- Description of the task -
Your answer is a copy of every line in the records where "گوئی" appears.

- Data in this exercise -

--

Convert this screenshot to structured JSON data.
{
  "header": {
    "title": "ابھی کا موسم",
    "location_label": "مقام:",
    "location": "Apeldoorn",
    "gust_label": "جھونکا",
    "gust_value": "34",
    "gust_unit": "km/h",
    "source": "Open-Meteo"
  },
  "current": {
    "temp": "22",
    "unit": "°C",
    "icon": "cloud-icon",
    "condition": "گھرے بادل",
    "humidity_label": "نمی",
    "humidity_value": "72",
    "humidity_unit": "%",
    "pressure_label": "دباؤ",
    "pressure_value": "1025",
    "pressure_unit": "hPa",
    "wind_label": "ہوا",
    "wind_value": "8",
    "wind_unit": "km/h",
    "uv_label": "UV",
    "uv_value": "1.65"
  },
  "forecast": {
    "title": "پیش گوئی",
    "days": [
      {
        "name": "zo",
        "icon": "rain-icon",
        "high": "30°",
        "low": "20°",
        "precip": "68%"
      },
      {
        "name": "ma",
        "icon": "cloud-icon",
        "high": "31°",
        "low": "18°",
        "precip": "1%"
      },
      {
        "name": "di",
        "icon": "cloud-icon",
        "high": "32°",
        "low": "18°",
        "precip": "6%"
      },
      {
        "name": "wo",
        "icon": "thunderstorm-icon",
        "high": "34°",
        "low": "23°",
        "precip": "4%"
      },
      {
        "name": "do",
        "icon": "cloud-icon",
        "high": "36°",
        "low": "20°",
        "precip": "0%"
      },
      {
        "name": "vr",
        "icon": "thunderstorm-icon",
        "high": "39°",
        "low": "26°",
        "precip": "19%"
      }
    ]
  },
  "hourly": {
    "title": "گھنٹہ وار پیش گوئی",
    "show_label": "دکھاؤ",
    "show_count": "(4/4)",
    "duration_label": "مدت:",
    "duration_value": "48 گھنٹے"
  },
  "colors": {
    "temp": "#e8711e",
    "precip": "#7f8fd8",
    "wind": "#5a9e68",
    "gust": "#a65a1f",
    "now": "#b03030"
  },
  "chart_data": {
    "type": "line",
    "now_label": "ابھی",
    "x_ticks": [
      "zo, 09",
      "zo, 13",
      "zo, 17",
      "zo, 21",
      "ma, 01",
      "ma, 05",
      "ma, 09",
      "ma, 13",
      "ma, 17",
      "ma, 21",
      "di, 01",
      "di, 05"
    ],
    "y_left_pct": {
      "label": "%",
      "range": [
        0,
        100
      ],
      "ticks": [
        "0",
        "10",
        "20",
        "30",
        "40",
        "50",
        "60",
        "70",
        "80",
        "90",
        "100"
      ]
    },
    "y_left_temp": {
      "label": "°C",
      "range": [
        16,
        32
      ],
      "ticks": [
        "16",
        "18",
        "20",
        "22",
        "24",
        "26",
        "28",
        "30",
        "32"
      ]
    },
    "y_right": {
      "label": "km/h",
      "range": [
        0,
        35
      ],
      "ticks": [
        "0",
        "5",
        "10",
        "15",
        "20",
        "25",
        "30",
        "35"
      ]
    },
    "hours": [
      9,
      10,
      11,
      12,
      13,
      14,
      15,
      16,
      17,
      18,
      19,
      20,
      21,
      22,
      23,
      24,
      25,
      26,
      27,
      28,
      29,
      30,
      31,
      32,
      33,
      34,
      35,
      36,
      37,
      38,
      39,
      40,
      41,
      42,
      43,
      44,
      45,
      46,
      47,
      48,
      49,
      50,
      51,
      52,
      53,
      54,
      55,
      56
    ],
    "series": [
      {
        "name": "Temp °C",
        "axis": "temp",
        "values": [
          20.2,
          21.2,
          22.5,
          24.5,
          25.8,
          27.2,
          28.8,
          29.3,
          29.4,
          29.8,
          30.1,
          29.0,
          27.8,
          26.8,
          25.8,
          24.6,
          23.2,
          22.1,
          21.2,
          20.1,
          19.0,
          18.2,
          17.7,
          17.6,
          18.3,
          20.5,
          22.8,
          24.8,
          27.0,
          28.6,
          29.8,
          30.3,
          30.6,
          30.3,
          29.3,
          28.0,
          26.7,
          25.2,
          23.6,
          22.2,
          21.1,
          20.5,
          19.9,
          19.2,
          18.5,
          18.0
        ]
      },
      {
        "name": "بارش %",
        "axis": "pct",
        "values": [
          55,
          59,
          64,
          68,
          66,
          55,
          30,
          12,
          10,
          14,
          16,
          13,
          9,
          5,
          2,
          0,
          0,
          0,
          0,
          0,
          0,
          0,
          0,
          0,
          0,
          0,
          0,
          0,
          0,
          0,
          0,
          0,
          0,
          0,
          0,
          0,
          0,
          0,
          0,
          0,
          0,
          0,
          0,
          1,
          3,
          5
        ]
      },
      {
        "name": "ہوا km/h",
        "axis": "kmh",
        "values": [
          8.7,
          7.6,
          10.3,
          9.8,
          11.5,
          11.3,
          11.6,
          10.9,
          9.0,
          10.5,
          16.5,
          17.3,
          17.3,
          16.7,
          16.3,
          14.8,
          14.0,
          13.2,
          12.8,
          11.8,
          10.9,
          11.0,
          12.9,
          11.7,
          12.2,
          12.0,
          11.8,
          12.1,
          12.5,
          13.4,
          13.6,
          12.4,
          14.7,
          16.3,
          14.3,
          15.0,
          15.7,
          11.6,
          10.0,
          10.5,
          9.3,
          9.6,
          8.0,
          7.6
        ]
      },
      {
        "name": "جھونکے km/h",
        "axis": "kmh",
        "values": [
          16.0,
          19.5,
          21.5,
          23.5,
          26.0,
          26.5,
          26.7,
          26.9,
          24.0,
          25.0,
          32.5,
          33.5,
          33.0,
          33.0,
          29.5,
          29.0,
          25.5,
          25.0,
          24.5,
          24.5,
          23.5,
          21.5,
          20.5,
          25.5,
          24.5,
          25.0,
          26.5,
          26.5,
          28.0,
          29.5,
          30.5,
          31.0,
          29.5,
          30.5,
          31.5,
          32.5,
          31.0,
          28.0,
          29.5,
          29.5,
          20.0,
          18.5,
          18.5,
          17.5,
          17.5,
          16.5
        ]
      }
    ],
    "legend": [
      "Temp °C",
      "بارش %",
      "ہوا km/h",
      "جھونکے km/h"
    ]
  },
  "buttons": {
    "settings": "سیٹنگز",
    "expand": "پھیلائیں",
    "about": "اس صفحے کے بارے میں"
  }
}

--

- Written reply -
    "title": "پیش گوئی",
    "title": "گھنٹہ وار پیش گوئی",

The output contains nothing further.